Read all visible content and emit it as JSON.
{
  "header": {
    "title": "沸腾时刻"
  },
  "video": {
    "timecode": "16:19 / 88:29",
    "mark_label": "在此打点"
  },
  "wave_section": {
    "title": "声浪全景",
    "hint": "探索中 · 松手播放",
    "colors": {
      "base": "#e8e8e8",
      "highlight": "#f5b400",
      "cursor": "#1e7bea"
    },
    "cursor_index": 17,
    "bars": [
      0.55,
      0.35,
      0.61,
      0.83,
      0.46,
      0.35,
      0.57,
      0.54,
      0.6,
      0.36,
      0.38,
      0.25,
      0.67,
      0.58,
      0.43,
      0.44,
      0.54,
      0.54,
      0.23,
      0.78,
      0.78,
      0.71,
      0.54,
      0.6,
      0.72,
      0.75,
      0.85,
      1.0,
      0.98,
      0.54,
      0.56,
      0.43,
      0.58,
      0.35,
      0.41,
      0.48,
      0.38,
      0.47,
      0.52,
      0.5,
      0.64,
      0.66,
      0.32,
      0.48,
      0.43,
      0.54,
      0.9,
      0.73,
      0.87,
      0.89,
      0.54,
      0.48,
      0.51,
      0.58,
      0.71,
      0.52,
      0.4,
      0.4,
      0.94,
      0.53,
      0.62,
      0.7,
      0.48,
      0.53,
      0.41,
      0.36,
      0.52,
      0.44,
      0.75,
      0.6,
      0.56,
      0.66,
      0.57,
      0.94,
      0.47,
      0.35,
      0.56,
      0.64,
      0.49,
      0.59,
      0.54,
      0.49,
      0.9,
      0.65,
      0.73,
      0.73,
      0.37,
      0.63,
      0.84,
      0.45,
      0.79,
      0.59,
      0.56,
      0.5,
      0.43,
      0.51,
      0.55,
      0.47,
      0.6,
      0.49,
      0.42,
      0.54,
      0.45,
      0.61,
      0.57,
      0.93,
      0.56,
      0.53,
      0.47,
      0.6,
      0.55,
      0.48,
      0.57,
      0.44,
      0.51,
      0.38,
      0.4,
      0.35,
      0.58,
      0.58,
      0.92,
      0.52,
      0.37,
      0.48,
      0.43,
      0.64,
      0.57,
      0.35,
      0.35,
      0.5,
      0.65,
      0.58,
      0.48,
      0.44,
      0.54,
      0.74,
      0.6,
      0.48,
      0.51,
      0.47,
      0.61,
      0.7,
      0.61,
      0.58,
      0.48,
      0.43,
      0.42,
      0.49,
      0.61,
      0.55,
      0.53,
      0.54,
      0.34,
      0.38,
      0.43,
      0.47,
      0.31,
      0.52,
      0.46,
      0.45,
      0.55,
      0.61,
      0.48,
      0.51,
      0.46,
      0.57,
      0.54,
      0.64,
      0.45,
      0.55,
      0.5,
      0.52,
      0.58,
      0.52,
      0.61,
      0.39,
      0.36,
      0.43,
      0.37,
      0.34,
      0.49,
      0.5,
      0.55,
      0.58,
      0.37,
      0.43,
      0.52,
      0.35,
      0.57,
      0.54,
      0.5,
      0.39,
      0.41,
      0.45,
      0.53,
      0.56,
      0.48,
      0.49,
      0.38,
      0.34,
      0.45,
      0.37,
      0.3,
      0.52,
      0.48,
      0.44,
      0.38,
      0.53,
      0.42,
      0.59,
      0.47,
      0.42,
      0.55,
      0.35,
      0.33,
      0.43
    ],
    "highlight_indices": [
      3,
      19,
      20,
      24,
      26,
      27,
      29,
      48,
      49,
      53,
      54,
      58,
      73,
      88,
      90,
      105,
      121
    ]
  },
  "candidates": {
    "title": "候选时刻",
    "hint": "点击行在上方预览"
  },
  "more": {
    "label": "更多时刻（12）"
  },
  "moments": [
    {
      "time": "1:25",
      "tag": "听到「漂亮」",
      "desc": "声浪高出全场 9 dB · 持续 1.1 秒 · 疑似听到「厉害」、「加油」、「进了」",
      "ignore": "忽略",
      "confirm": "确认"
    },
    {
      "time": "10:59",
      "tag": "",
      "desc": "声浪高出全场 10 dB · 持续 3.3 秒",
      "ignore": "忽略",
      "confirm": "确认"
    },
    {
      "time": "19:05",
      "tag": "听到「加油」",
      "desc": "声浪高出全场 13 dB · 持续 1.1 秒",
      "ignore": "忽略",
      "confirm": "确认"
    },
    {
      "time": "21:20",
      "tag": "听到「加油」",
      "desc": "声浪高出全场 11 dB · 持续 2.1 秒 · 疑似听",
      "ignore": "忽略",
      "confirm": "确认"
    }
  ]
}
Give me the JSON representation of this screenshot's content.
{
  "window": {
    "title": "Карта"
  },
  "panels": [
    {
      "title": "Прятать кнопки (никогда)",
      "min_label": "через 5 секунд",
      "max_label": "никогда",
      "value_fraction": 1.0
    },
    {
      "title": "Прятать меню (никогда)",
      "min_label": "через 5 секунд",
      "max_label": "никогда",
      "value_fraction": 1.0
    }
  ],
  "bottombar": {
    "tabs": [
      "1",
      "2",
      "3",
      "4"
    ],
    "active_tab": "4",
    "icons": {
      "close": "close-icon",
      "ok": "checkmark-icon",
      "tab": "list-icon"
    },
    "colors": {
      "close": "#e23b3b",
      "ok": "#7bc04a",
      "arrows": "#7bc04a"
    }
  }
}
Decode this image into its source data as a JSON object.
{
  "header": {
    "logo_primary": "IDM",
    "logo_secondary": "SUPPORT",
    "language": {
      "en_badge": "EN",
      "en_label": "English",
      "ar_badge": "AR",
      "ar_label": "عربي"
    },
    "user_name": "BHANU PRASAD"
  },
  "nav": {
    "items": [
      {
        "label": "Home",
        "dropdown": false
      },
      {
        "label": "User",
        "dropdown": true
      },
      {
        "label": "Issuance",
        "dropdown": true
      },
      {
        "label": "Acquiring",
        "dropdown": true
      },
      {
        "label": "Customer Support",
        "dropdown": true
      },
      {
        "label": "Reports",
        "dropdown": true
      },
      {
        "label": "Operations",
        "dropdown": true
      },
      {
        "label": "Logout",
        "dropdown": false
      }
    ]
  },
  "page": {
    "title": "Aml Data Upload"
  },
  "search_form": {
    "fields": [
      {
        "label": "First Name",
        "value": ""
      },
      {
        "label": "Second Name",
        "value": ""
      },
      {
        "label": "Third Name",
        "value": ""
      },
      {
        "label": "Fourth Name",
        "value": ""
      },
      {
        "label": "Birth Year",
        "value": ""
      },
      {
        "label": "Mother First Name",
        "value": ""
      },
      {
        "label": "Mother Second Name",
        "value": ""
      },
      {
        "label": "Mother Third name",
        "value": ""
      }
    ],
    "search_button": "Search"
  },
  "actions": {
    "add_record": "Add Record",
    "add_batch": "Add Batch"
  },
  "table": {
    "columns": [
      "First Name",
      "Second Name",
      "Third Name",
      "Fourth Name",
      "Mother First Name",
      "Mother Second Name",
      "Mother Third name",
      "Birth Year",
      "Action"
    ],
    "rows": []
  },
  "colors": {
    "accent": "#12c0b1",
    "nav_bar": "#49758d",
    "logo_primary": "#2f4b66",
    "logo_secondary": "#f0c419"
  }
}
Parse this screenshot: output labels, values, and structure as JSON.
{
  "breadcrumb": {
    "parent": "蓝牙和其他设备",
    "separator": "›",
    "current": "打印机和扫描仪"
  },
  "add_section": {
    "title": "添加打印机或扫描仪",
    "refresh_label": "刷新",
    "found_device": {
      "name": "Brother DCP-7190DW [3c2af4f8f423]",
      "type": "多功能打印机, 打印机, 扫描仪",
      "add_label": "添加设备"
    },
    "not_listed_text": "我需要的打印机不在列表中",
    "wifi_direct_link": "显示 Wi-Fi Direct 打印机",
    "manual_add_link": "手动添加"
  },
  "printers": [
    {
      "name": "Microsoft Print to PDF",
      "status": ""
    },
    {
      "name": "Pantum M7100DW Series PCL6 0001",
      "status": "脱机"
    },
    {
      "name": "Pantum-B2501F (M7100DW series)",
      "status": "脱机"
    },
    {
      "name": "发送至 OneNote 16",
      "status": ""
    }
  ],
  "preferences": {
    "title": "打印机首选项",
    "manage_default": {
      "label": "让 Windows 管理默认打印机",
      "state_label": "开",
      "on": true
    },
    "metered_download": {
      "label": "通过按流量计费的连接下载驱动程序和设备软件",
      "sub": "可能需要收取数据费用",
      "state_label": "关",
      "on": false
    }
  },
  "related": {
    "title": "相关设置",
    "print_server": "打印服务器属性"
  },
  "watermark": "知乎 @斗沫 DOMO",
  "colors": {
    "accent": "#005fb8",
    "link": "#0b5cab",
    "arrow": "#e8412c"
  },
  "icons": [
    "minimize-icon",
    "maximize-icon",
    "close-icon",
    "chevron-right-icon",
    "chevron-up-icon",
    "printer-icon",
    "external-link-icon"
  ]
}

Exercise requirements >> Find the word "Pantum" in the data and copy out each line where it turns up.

Solution for this task >>
      "name": "Pantum M7100DW Series PCL6 0001",
      "name": "Pantum-B2501F (M7100DW series)",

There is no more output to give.